They banned most semi-automatic weapons.
It had only been days—days since 51 people were killed in two shootings at mosques in New Zealand, and the government announced a ban on most semi-automatic weapons. Months later the ban became permanent with only one lawmaker voting against it.
A buyback program began and police collected weapons while prohibiting firearm accessories at clubs and gun ranges with help from firearm dealers. Anyone who didn’t turn in their now-illegal weapons could face charges, fines, jail time. Citizens complied and an estimated 170,000 weapons were handed over.
I remember watching the press conference when Prime Minister Jacinda Ardern announced the new regulations in awe of what had been done in a matter of days since the attacks. A steady stream of tears fell down my face, forced from my eyes by gravity and the need to clear space for more to come. Each time I felt a tear reach the corner of my mouth, I quickly wiped it away, surprised by how fast they were coming and unsure of why they were there at all.
I sat with it, letting myself feel and process whatever it was that was welling up in me. It was joy, it was jealousy. It felt like abandonment, it felt like betrayal.
I am a shooting survivor, and to be a shooting survivor in America is to be retraumatized each time news of another shooting appears on the TV screen or the Twitter timeline. It is to be left to our own devices for healing, abandoned in our suffering, forced to accept that our shooting wouldn’t be the last— probably not even the last one that day.
Being a shooting survivor in America is to know that the initial wounding isn’t the last of the trauma. It reemerges when you realize that your experience, your pain, your suffering will be minimized and forgotten, leading only to apathy in preventing it from happening to someone else.

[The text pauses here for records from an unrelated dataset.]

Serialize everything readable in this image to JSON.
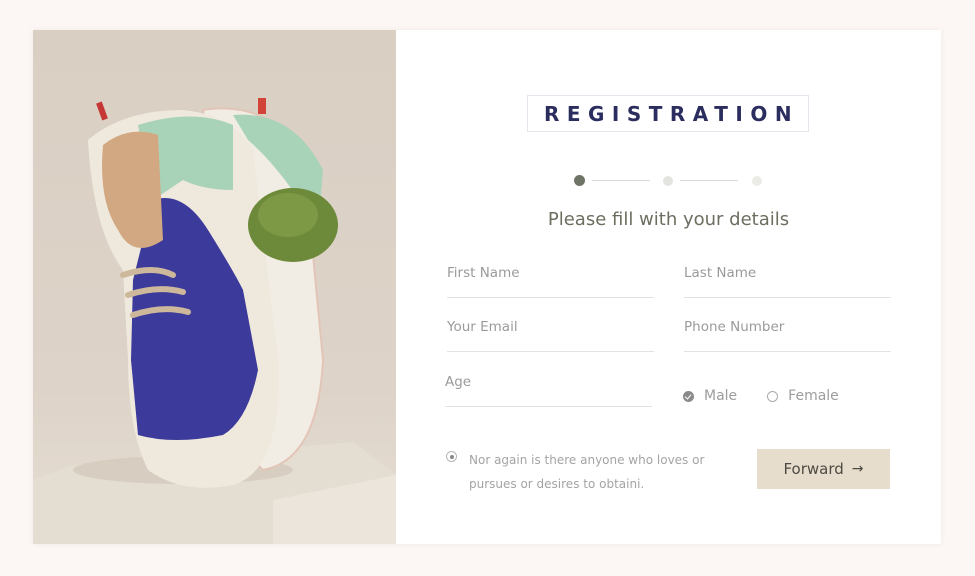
{
  "registration": {
    "title": "REGISTRATION",
    "subtitle": "Please fill with your details",
    "steps": {
      "total": 3,
      "current": 1
    },
    "fields": {
      "first_name": {
        "placeholder": "First Name",
        "value": ""
      },
      "last_name": {
        "placeholder": "Last Name",
        "value": ""
      },
      "email": {
        "placeholder": "Your Email",
        "value": ""
      },
      "phone": {
        "placeholder": "Phone Number",
        "value": ""
      },
      "age": {
        "placeholder": "Age",
        "value": ""
      }
    },
    "gender": {
      "options": [
        {
          "label": "Male",
          "selected": true
        },
        {
          "label": "Female",
          "selected": false
        }
      ]
    },
    "agreement_text": "Nor again is there anyone who loves or pursues or desires to obtaini.",
    "forward_button": {
      "label": "Forward",
      "icon": "arrow-right-icon",
      "glyph": "→"
    }
  },
  "image": {
    "alt": "Sneaker with cactus product photo"
  },
  "colors": {
    "background": "#fcf6f4",
    "title": "#2b2d5e",
    "subtitle": "#6b6f5f",
    "step_active": "#6f7566",
    "button_bg": "#e6ddcd"
  }
}
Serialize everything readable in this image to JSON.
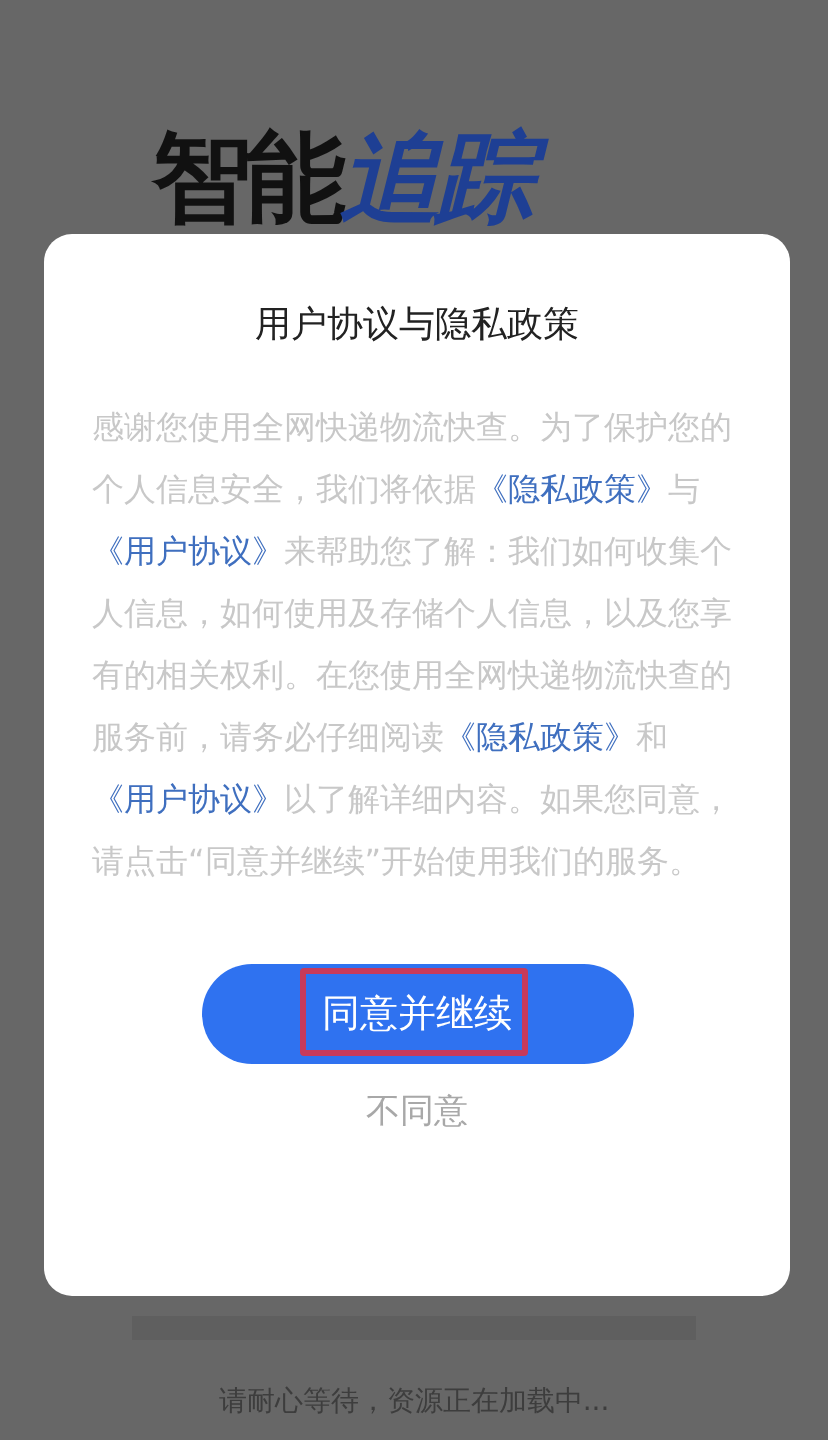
{
  "logo": [
    {
      "text": "智能",
      "color": "#111111"
    },
    {
      "text": "追踪",
      "color": "#1e3f94"
    }
  ],
  "dialog": {
    "title": "用户协议与隐私政策",
    "body": [
      {
        "kind": "text",
        "text": "感谢您使用全网快递物流快查。为了保护您的个人信息安全，我们将依据"
      },
      {
        "kind": "link",
        "text": "《隐私政策》"
      },
      {
        "kind": "text",
        "text": "与"
      },
      {
        "kind": "link",
        "text": "《用户协议》"
      },
      {
        "kind": "text",
        "text": "来帮助您了解：我们如何收集个人信息，如何使用及存储个人信息，以及您享有的相关权利。在您使用全网快递物流快查的服务前，请务必仔细阅读"
      },
      {
        "kind": "link",
        "text": "《隐私政策》"
      },
      {
        "kind": "text",
        "text": "和"
      },
      {
        "kind": "link",
        "text": "《用户协议》"
      },
      {
        "kind": "text",
        "text": "以了解详细内容。如果您同意，请点击“同意并继续”开始使用我们的服务。"
      }
    ],
    "agree_button": {
      "label": "同意并继续",
      "highlighted": true
    },
    "decline_button": "不同意"
  },
  "loading": {
    "message": "请耐心等待，资源正在加载中..."
  }
}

Being a shooting survivor in America is to hear the refrain “thoughts and prayers” time and again from people in power, knowing that will be the end of their duty to us. Empty words, spoken only for the purpose of checking a box on a list of post-tragedy obligations.
In the United States, mass shootings and daily gun violence are viewed as the price we pay for a right, with survivors and victims bearing every bit of the cost. It is unfathomable for us to consider what it would be like to live in a place that views such a cost as too high.

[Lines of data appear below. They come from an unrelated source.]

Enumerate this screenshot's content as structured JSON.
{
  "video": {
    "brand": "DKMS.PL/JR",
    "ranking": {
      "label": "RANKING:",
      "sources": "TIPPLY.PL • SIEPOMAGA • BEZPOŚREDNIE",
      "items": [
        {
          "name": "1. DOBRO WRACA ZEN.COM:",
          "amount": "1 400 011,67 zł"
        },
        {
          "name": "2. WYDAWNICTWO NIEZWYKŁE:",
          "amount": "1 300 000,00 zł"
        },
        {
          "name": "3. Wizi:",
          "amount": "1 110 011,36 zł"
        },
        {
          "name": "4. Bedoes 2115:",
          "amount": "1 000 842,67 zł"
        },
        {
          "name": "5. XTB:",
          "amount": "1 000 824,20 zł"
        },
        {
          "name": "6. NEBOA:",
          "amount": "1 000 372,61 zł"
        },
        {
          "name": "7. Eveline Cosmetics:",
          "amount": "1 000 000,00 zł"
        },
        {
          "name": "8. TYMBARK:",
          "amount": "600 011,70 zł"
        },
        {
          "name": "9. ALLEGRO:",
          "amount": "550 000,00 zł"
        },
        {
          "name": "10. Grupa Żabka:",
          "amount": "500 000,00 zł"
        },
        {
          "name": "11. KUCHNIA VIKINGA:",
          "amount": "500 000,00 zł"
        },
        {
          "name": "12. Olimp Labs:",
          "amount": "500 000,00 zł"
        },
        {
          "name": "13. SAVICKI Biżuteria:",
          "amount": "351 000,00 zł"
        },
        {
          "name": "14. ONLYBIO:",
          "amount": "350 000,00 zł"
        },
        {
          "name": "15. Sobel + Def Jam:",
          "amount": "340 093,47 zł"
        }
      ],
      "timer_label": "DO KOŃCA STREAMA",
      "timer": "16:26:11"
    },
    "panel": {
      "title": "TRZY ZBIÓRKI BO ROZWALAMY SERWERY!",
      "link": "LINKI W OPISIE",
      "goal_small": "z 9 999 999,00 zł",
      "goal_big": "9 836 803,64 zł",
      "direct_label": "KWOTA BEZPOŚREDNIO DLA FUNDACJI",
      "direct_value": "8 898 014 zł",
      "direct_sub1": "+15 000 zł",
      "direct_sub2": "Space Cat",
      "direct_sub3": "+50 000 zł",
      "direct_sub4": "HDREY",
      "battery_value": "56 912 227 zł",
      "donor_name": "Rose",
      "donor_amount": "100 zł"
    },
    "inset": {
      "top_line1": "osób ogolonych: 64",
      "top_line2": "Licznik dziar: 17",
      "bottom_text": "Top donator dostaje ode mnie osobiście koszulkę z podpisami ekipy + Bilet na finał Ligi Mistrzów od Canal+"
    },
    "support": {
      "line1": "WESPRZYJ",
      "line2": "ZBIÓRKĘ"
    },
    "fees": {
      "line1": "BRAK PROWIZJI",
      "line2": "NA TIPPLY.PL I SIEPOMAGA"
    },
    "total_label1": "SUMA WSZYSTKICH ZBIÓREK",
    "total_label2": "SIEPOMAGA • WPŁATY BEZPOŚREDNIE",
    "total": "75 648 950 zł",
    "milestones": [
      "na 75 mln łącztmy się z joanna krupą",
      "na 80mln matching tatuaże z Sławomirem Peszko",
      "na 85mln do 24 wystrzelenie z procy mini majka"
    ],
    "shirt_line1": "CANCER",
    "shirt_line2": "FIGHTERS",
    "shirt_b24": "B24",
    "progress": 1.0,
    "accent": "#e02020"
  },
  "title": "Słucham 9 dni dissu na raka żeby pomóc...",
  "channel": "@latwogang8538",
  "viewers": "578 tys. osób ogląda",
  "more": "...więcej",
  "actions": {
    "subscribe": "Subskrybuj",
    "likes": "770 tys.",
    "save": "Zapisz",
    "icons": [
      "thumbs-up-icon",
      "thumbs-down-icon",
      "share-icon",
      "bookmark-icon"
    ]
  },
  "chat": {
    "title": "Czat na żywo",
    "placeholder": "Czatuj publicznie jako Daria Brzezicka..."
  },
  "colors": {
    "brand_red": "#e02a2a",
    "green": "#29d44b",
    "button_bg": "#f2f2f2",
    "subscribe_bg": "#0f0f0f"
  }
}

What does it look like to care?
As I watched the aftermath of the shootings in New Zealand, I wondered:
What is it like to live in a country that cares about you?
After two mass shootings, the country’s government said “enough is enough.” That was all it took for the prime minister to go beyond any action America has ever taken, put thoughts and prayers to action, and have the majority of the country’s leadership back her up. They saw the pain, the violence, the suffering of gun violence rippling out into the country and honored the pain with protective action.
It was a powerful charge to my soul to see someone who lacked the physical scars of gun violence resolve to carry the burdens it causes, using her power to do whatever she could to reduce the devastation reaped by guns and people who should not have them.
I have no idea what it is like to benefit from that kind of leadership; to have it directed at me, at where I live, and not thousands of miles away in a country of which I am not a citizen; to see my pain and my loss validated, not justified or minimized.
I have thought a lot about New Zealand’s response to those two devastating shootings, and why it affected me so much. It wasn’t the new laws or the buyback programs that twisted a knife in my soul—it was the unified response of a country that saw its citizens suffering and decided to do everything possible to make sure it didn’t happen to anyone else.
I don’t expect to ever have the same power or influence of a prime minister. I cannot singlehandedly pass laws or launch buyback programs. And thankfully, I don’t think that’s what God has asked me to do in my work. Rather, he has asked me to embody his love for my fellow survivors and the ones who will someday be part of this unfortunate club. I can listen, I can learn, and I can be the one who steps forward and says, “Enough is enough. I see you. This shouldn’t have happened to you. I am sorry.” And I can be the one to ask people to join me in creating a coalition of people who believe we should all share in the burden of suffering our neighbors carry.
We do not yet have leaders in the United States ready to take the steps like New Zealand, but I pray that we have people who are ready to stand in the gap.
Cover image by Natalia Sobolivska.